(Beginning of Records to process)

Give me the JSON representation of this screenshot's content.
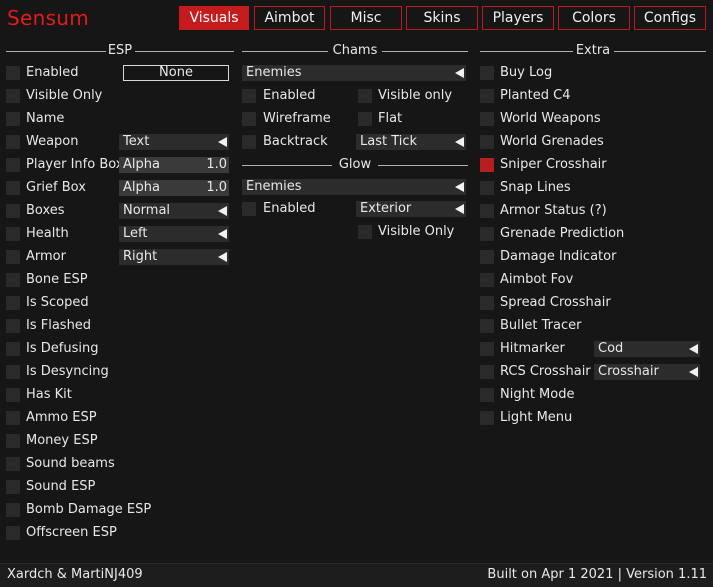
{
  "app": {
    "title": "Sensum"
  },
  "tabs": [
    {
      "label": "Visuals",
      "active": true
    },
    {
      "label": "Aimbot"
    },
    {
      "label": "Misc"
    },
    {
      "label": "Skins"
    },
    {
      "label": "Players"
    },
    {
      "label": "Colors"
    },
    {
      "label": "Configs"
    }
  ],
  "esp": {
    "header": "ESP",
    "enabled_label": "Enabled",
    "enabled_key": "None",
    "items": [
      "Enabled",
      "Visible Only",
      "Name",
      "Weapon",
      "Player Info Box",
      "Grief Box",
      "Boxes",
      "Health",
      "Armor",
      "Bone ESP",
      "Is Scoped",
      "Is Flashed",
      "Is Defusing",
      "Is Desyncing",
      "Has Kit",
      "Ammo ESP",
      "Money ESP",
      "Sound beams",
      "Sound ESP",
      "Bomb Damage ESP",
      "Offscreen ESP"
    ],
    "weapon_mode": "Text",
    "player_info_slider": {
      "label": "Alpha",
      "value": "1.0"
    },
    "grief_slider": {
      "label": "Alpha",
      "value": "1.0"
    },
    "boxes_mode": "Normal",
    "health_mode": "Left",
    "armor_mode": "Right"
  },
  "chams": {
    "header": "Chams",
    "target": "Enemies",
    "enabled": "Enabled",
    "visible_only": "Visible only",
    "wireframe": "Wireframe",
    "flat": "Flat",
    "backtrack": "Backtrack",
    "backtrack_mode": "Last Tick"
  },
  "glow": {
    "header": "Glow",
    "target": "Enemies",
    "enabled": "Enabled",
    "style": "Exterior",
    "visible_only": "Visible Only"
  },
  "extra": {
    "header": "Extra",
    "items": [
      {
        "label": "Buy Log",
        "checked": false
      },
      {
        "label": "Planted C4",
        "checked": false
      },
      {
        "label": "World Weapons",
        "checked": false
      },
      {
        "label": "World Grenades",
        "checked": false
      },
      {
        "label": "Sniper Crosshair",
        "checked": true
      },
      {
        "label": "Snap Lines",
        "checked": false
      },
      {
        "label": "Armor Status (?)",
        "checked": false
      },
      {
        "label": "Grenade Prediction",
        "checked": false
      },
      {
        "label": "Damage Indicator",
        "checked": false
      },
      {
        "label": "Aimbot Fov",
        "checked": false
      },
      {
        "label": "Spread Crosshair",
        "checked": false
      },
      {
        "label": "Bullet Tracer",
        "checked": false
      },
      {
        "label": "Hitmarker",
        "checked": false
      },
      {
        "label": "RCS Crosshair",
        "checked": false
      },
      {
        "label": "Night Mode",
        "checked": false
      },
      {
        "label": "Light Menu",
        "checked": false
      }
    ],
    "hitmarker_mode": "Cod",
    "rcs_mode": "Crosshair"
  },
  "footer": {
    "authors": "Xardch & MartiNJ409",
    "build": "Built on Apr  1 2021 | Version 1.11"
  },
  "colors": {
    "accent": "#c41c1c",
    "checked": "#b51f1f",
    "background": "#161616"
  }
}
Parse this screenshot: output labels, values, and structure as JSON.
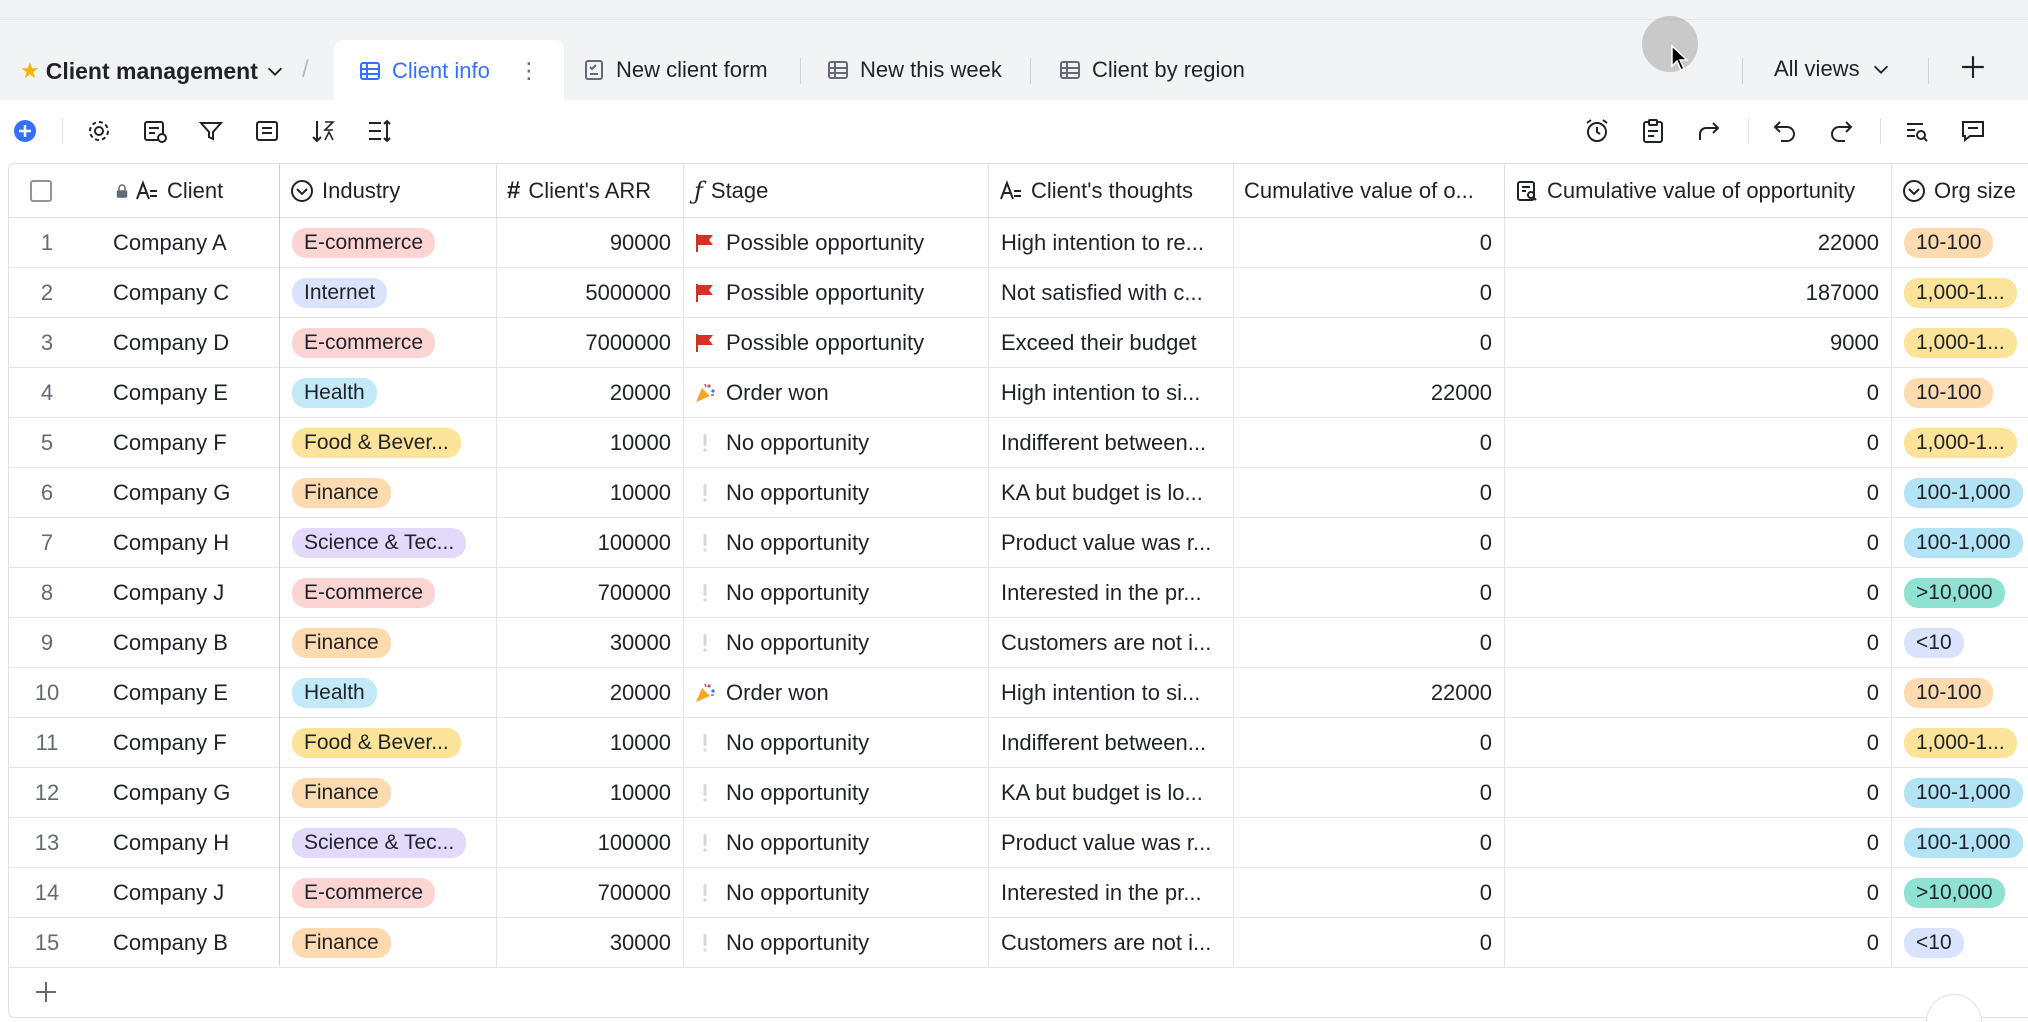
{
  "app": {
    "title": "Client management"
  },
  "tabs": [
    {
      "label": "Client info",
      "active": true
    },
    {
      "label": "New client form"
    },
    {
      "label": "New this week"
    },
    {
      "label": "Client by region"
    }
  ],
  "all_views_label": "All views",
  "columns": [
    {
      "label": "Client",
      "icon": "text-icon"
    },
    {
      "label": "Industry",
      "icon": "single-select-icon"
    },
    {
      "label": "Client's ARR",
      "icon": "number-icon"
    },
    {
      "label": "Stage",
      "icon": "formula-icon"
    },
    {
      "label": "Client's thoughts",
      "icon": "text-icon"
    },
    {
      "label": "Cumulative value of o...",
      "icon": ""
    },
    {
      "label": "Cumulative value of opportunity",
      "icon": "lookup-icon"
    },
    {
      "label": "Org size",
      "icon": "single-select-icon"
    }
  ],
  "colors": {
    "accent": "#3370ff",
    "tag_ecommerce": "#fcd5d2",
    "tag_internet": "#d9e3fc",
    "tag_health": "#c2e9f8",
    "tag_food": "#fbe39a",
    "tag_finance": "#fddab0",
    "tag_science": "#e3d9fb",
    "org_10_100": "#fddab0",
    "org_1000": "#fbe39a",
    "org_100_1000": "#b2e4f6",
    "org_10000": "#8fe2d2",
    "org_lt10": "#d9e3fc"
  },
  "rows": [
    {
      "idx": "1",
      "client": "Company A",
      "industry": "E-commerce",
      "arr": "90000",
      "stage": "Possible opportunity",
      "stage_icon": "red-flag-icon",
      "thoughts": "High intention to re...",
      "cum_o": "0",
      "cum_opp": "22000",
      "org": "10-100"
    },
    {
      "idx": "2",
      "client": "Company C",
      "industry": "Internet",
      "arr": "5000000",
      "stage": "Possible opportunity",
      "stage_icon": "red-flag-icon",
      "thoughts": "Not satisfied with c...",
      "cum_o": "0",
      "cum_opp": "187000",
      "org": "1,000-1..."
    },
    {
      "idx": "3",
      "client": "Company D",
      "industry": "E-commerce",
      "arr": "7000000",
      "stage": "Possible opportunity",
      "stage_icon": "red-flag-icon",
      "thoughts": "Exceed their budget",
      "cum_o": "0",
      "cum_opp": "9000",
      "org": "1,000-1..."
    },
    {
      "idx": "4",
      "client": "Company E",
      "industry": "Health",
      "arr": "20000",
      "stage": "Order won",
      "stage_icon": "party-popper-icon",
      "thoughts": "High intention to si...",
      "cum_o": "22000",
      "cum_opp": "0",
      "org": "10-100"
    },
    {
      "idx": "5",
      "client": "Company F",
      "industry": "Food & Bever...",
      "arr": "10000",
      "stage": "No opportunity",
      "stage_icon": "exclamation-icon",
      "thoughts": "Indifferent between...",
      "cum_o": "0",
      "cum_opp": "0",
      "org": "1,000-1..."
    },
    {
      "idx": "6",
      "client": "Company G",
      "industry": "Finance",
      "arr": "10000",
      "stage": "No opportunity",
      "stage_icon": "exclamation-icon",
      "thoughts": "KA but budget is lo...",
      "cum_o": "0",
      "cum_opp": "0",
      "org": "100-1,000"
    },
    {
      "idx": "7",
      "client": "Company H",
      "industry": "Science & Tec...",
      "arr": "100000",
      "stage": "No opportunity",
      "stage_icon": "exclamation-icon",
      "thoughts": "Product value was r...",
      "cum_o": "0",
      "cum_opp": "0",
      "org": "100-1,000"
    },
    {
      "idx": "8",
      "client": "Company J",
      "industry": "E-commerce",
      "arr": "700000",
      "stage": "No opportunity",
      "stage_icon": "exclamation-icon",
      "thoughts": "Interested in the pr...",
      "cum_o": "0",
      "cum_opp": "0",
      "org": ">10,000"
    },
    {
      "idx": "9",
      "client": "Company B",
      "industry": "Finance",
      "arr": "30000",
      "stage": "No opportunity",
      "stage_icon": "exclamation-icon",
      "thoughts": "Customers are not i...",
      "cum_o": "0",
      "cum_opp": "0",
      "org": "<10"
    },
    {
      "idx": "10",
      "client": "Company E",
      "industry": "Health",
      "arr": "20000",
      "stage": "Order won",
      "stage_icon": "party-popper-icon",
      "thoughts": "High intention to si...",
      "cum_o": "22000",
      "cum_opp": "0",
      "org": "10-100"
    },
    {
      "idx": "11",
      "client": "Company F",
      "industry": "Food & Bever...",
      "arr": "10000",
      "stage": "No opportunity",
      "stage_icon": "exclamation-icon",
      "thoughts": "Indifferent between...",
      "cum_o": "0",
      "cum_opp": "0",
      "org": "1,000-1..."
    },
    {
      "idx": "12",
      "client": "Company G",
      "industry": "Finance",
      "arr": "10000",
      "stage": "No opportunity",
      "stage_icon": "exclamation-icon",
      "thoughts": "KA but budget is lo...",
      "cum_o": "0",
      "cum_opp": "0",
      "org": "100-1,000"
    },
    {
      "idx": "13",
      "client": "Company H",
      "industry": "Science & Tec...",
      "arr": "100000",
      "stage": "No opportunity",
      "stage_icon": "exclamation-icon",
      "thoughts": "Product value was r...",
      "cum_o": "0",
      "cum_opp": "0",
      "org": "100-1,000"
    },
    {
      "idx": "14",
      "client": "Company J",
      "industry": "E-commerce",
      "arr": "700000",
      "stage": "No opportunity",
      "stage_icon": "exclamation-icon",
      "thoughts": "Interested in the pr...",
      "cum_o": "0",
      "cum_opp": "0",
      "org": ">10,000"
    },
    {
      "idx": "15",
      "client": "Company B",
      "industry": "Finance",
      "arr": "30000",
      "stage": "No opportunity",
      "stage_icon": "exclamation-icon",
      "thoughts": "Customers are not i...",
      "cum_o": "0",
      "cum_opp": "0",
      "org": "<10"
    }
  ]
}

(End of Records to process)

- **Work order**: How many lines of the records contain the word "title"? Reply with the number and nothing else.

- **Completed exercise**: 2